→ Records provided:
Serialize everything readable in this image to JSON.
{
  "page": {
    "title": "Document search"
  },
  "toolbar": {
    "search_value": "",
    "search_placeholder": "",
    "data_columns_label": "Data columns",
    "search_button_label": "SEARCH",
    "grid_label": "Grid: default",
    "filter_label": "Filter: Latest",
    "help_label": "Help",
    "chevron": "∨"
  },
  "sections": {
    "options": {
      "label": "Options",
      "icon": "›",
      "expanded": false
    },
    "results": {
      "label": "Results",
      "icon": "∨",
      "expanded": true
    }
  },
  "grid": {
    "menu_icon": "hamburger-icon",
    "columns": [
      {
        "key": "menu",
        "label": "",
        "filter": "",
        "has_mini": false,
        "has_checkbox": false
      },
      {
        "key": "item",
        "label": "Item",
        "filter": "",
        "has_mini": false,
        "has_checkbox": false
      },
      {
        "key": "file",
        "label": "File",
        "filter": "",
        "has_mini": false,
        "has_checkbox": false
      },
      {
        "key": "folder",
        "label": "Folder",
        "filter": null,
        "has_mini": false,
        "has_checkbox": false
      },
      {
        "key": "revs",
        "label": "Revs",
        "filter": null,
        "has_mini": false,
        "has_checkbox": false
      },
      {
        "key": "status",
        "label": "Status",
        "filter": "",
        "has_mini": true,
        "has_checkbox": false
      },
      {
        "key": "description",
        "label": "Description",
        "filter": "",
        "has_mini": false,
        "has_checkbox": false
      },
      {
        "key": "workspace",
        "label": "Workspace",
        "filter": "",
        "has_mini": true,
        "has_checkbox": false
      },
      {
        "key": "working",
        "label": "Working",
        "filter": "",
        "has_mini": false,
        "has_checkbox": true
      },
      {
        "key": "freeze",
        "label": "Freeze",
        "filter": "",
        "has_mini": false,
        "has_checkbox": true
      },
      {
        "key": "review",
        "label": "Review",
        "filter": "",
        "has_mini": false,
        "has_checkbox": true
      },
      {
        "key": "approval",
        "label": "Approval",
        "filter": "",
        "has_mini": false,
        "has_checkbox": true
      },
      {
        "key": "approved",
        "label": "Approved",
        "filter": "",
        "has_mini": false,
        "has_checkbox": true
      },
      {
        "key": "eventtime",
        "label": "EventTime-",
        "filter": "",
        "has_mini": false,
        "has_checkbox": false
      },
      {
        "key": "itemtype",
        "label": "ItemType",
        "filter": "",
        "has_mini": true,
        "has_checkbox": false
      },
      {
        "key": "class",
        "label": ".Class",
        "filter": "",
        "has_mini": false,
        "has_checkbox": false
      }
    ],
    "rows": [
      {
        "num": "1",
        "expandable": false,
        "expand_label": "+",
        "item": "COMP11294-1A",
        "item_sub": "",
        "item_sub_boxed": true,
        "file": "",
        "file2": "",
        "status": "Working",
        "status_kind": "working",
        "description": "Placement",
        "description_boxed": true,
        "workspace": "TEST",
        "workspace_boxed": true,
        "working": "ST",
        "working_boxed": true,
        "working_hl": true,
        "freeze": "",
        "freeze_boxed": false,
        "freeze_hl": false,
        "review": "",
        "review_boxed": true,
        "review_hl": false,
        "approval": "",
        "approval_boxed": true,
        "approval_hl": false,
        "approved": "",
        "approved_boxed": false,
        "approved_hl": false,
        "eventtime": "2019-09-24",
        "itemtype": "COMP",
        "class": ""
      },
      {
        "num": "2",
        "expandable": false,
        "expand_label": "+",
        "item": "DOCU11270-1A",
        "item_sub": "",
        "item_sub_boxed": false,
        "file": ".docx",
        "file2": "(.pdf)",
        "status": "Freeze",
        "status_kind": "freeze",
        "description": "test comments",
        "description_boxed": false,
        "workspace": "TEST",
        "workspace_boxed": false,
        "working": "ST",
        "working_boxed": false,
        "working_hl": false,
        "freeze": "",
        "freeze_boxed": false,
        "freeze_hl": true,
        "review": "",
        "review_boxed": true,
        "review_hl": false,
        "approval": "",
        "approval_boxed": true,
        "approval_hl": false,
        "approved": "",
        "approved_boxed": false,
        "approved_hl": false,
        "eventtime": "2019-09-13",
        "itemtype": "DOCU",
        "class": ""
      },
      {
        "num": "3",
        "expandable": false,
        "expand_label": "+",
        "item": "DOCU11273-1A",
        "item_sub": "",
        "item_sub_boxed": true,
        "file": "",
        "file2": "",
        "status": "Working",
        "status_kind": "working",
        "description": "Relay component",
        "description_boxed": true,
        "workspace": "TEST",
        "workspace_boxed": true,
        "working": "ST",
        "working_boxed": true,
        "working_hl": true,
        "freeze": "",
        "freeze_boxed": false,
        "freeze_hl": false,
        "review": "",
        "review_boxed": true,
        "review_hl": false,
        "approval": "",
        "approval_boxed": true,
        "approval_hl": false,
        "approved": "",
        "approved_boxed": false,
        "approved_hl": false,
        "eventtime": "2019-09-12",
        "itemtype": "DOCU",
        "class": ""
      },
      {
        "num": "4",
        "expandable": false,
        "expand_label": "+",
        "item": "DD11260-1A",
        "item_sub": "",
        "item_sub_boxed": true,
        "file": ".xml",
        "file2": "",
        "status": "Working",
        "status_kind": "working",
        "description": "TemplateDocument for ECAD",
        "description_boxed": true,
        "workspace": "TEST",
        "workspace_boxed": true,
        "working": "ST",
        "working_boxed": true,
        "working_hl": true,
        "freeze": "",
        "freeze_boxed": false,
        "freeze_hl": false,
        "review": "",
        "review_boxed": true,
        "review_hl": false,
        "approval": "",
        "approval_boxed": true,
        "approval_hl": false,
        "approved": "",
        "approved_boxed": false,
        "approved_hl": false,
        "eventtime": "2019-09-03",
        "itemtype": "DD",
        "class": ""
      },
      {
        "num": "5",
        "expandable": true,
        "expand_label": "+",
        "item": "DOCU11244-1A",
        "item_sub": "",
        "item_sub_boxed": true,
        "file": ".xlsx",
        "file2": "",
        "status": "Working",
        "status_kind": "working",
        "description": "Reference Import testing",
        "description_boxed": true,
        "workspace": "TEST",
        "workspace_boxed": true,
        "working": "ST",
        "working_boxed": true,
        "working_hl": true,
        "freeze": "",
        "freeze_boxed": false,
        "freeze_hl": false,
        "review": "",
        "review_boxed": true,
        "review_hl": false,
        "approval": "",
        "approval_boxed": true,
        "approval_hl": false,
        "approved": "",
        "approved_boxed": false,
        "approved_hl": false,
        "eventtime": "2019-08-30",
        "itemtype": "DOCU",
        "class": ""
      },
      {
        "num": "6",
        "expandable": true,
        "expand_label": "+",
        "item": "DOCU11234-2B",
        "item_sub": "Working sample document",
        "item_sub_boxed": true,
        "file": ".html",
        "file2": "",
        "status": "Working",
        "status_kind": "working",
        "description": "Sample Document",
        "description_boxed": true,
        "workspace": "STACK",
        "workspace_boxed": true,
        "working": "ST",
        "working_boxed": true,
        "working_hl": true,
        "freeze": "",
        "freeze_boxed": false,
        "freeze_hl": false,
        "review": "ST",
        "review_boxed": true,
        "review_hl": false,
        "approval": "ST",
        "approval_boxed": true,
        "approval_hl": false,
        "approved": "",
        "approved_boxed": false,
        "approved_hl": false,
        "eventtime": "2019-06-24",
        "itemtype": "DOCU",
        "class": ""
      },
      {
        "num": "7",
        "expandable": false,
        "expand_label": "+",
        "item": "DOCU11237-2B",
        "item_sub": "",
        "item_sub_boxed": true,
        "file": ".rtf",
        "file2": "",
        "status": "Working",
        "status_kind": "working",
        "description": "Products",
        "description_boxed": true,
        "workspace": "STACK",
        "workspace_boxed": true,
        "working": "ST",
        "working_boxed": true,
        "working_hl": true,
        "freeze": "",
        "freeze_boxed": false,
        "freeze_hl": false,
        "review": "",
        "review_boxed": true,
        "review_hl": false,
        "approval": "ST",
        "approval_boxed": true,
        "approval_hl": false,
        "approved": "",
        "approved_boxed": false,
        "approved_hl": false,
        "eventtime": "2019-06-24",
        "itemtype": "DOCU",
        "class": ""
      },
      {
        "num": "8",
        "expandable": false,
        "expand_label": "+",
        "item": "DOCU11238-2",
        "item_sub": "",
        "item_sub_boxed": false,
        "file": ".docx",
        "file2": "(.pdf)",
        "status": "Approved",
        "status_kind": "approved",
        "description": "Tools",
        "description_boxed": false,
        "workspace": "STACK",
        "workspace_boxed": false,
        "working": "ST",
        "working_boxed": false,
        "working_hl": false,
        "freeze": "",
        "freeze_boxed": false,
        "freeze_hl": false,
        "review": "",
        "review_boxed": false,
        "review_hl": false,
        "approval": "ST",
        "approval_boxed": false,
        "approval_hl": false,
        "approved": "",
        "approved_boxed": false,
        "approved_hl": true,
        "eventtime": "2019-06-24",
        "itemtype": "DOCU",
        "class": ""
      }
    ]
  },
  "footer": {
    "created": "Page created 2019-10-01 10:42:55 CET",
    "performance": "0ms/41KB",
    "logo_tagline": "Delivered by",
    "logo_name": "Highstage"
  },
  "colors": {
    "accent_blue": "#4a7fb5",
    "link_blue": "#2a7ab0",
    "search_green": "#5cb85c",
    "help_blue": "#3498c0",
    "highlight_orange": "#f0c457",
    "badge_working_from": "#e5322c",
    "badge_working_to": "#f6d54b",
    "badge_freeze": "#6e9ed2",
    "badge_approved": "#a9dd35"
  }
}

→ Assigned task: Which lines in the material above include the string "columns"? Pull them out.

→ Written solution:
    "data_columns_label": "Data columns",
    "columns": [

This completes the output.